Soderbergh is a master in presenting reality with a classiness. His darkest depressing setting have a powerful magnetism. Here there are so many characters spun in the daily life of this deadly disease and making progress from genuine sacrifices, fear, sadness and pain. Dr. Ally Hextall (Jennifer Ehle) is one such and while we have seen so many films that has a character using them as a lab rat for their discovery, Soderbergh makes it a mellow chanting of bad idea and makes it a serene experience in the process.

“Contagion” is not your ordinary bloody post apocalyptic movie. It is not interested in the chaos that are displayed through the media or people running around in famous spots as the world is reduced into snippets of world monuments and the crushing of it. It is interested in the people who would be directly dealing with it and then the people we will forget in the midst of our busy lives and those are none other than ourselves. He is a man of details and here he gives a clinical approach. That might detach the sensitivity and humanity element but it is every bit effective and keeps you glued.
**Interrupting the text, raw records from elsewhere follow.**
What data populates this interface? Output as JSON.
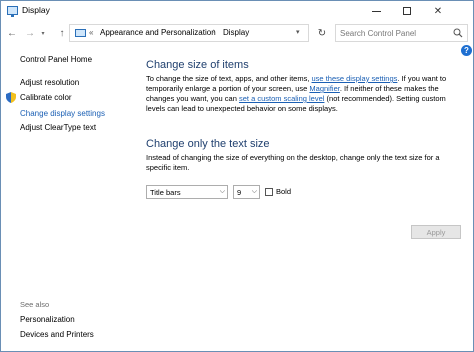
{
  "window": {
    "title": "Display"
  },
  "nav": {
    "breadcrumb_prefix": "«",
    "crumbs": [
      "Appearance and Personalization",
      "Display"
    ],
    "separator": "›"
  },
  "search": {
    "placeholder": "Search Control Panel"
  },
  "left_nav": {
    "home": "Control Panel Home",
    "links": [
      "Adjust resolution",
      "Calibrate color",
      "Change display settings",
      "Adjust ClearType text"
    ],
    "see_also_label": "See also",
    "see_also": [
      "Personalization",
      "Devices and Printers"
    ]
  },
  "main": {
    "section1_title": "Change size of items",
    "section1_text_a": "To change the size of text, apps, and other items, ",
    "section1_link_a": "use these display settings",
    "section1_text_b": ". If you want to temporarily enlarge a portion of your screen, use ",
    "section1_link_b": "Magnifier",
    "section1_text_c": ".  If neither of these makes the changes you want, you can ",
    "section1_link_c": "set a custom scaling level",
    "section1_text_d": " (not recommended).  Setting custom levels can lead to unexpected behavior on some displays.",
    "section2_title": "Change only the text size",
    "section2_text": "Instead of changing the size of everything on the desktop, change only the text size for a specific item.",
    "item_select_value": "Title bars",
    "size_select_value": "9",
    "bold_label": "Bold",
    "bold_checked": false,
    "apply_label": "Apply"
  },
  "colors": {
    "link": "#1a5fb4",
    "heading": "#1f3f6e",
    "help": "#1e6fd1"
  }
}
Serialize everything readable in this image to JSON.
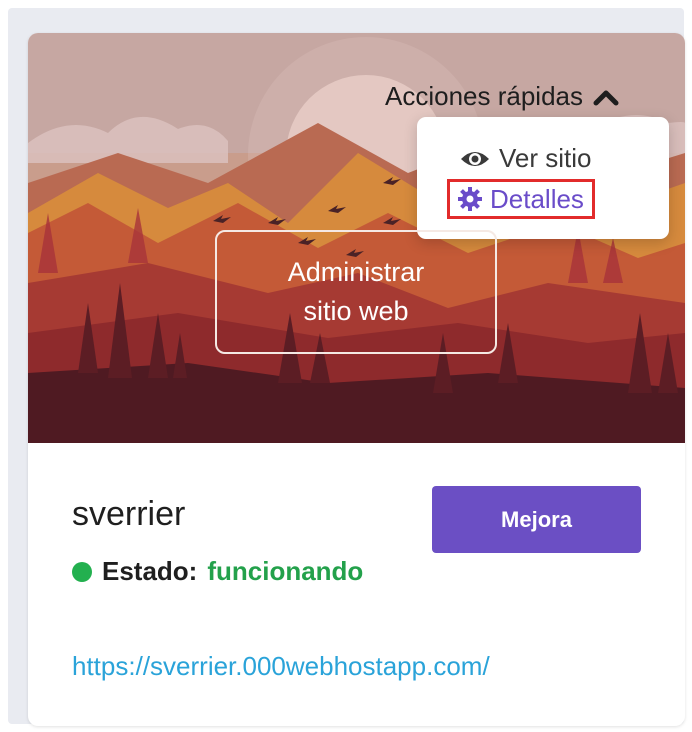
{
  "quick_actions": {
    "label": "Acciones rápidas",
    "menu": {
      "view_site": "Ver sitio",
      "details": "Detalles"
    }
  },
  "hero": {
    "manage_line1": "Administrar",
    "manage_line2": "sitio web"
  },
  "site": {
    "name": "sverrier",
    "status_label": "Estado:",
    "status_value": "funcionando",
    "url": "https://sverrier.000webhostapp.com/"
  },
  "actions": {
    "upgrade": "Mejora"
  },
  "colors": {
    "accent": "#6b4fc4",
    "status_ok": "#23b04f",
    "link": "#2aa3d9",
    "highlight": "#e22b2b"
  }
}
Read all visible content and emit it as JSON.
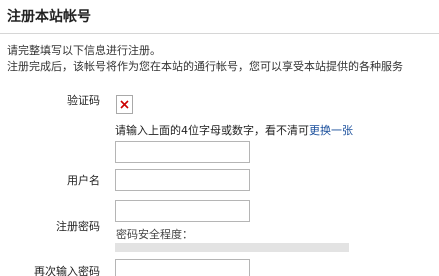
{
  "header": {
    "title": "注册本站帐号"
  },
  "intro": {
    "line1": "请完整填写以下信息进行注册。",
    "line2": "注册完成后，该帐号将作为您在本站的通行帐号，您可以享受本站提供的各种服务"
  },
  "form": {
    "captcha": {
      "label": "验证码",
      "hint": "请输入上面的4位字母或数字，看不清可",
      "refresh_link": "更换一张",
      "value": ""
    },
    "username": {
      "label": "用户名",
      "value": ""
    },
    "password": {
      "label": "注册密码",
      "value": "",
      "strength_label": "密码安全程度：",
      "strength_level": 0
    },
    "confirm_password": {
      "label": "再次输入密码",
      "value": ""
    }
  },
  "icons": {
    "captcha_image": "broken-image-icon"
  },
  "colors": {
    "link": "#1a4f9c",
    "strength_track": "#e3e3e3",
    "captcha_broken_x": "#cc0000"
  }
}
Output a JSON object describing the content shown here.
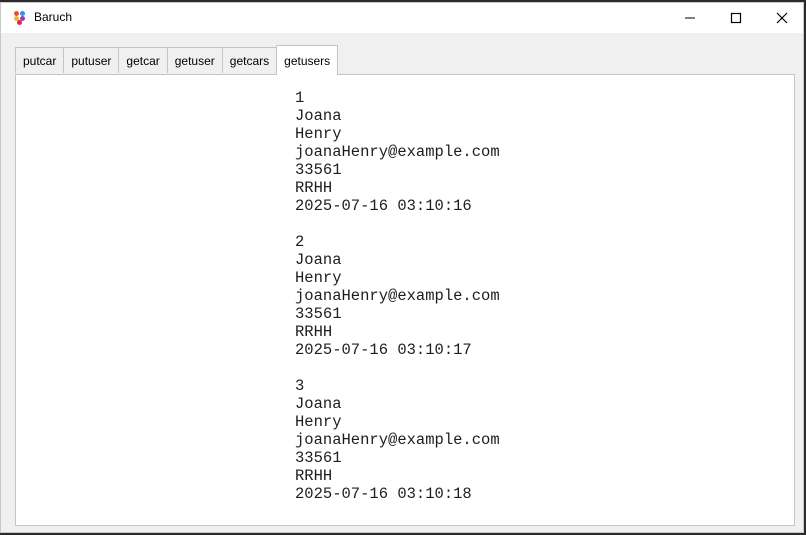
{
  "window": {
    "title": "Baruch"
  },
  "tabs": [
    {
      "label": "putcar"
    },
    {
      "label": "putuser"
    },
    {
      "label": "getcar"
    },
    {
      "label": "getuser"
    },
    {
      "label": "getcars"
    },
    {
      "label": "getusers"
    }
  ],
  "active_tab": "getusers",
  "records": [
    {
      "id": "1",
      "first_name": "Joana",
      "last_name": "Henry",
      "email": "joanaHenry@example.com",
      "code": "33561",
      "department": "RRHH",
      "timestamp": "2025-07-16 03:10:16"
    },
    {
      "id": "2",
      "first_name": "Joana",
      "last_name": "Henry",
      "email": "joanaHenry@example.com",
      "code": "33561",
      "department": "RRHH",
      "timestamp": "2025-07-16 03:10:17"
    },
    {
      "id": "3",
      "first_name": "Joana",
      "last_name": "Henry",
      "email": "joanaHenry@example.com",
      "code": "33561",
      "department": "RRHH",
      "timestamp": "2025-07-16 03:10:18"
    }
  ],
  "icons": {
    "app": "app-dots-icon",
    "minimize": "minimize-icon",
    "maximize": "maximize-icon",
    "close": "close-icon"
  }
}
You might not be relieved or rewarded a cinematic finale but it has a sweet finish that is more cinematic and more real.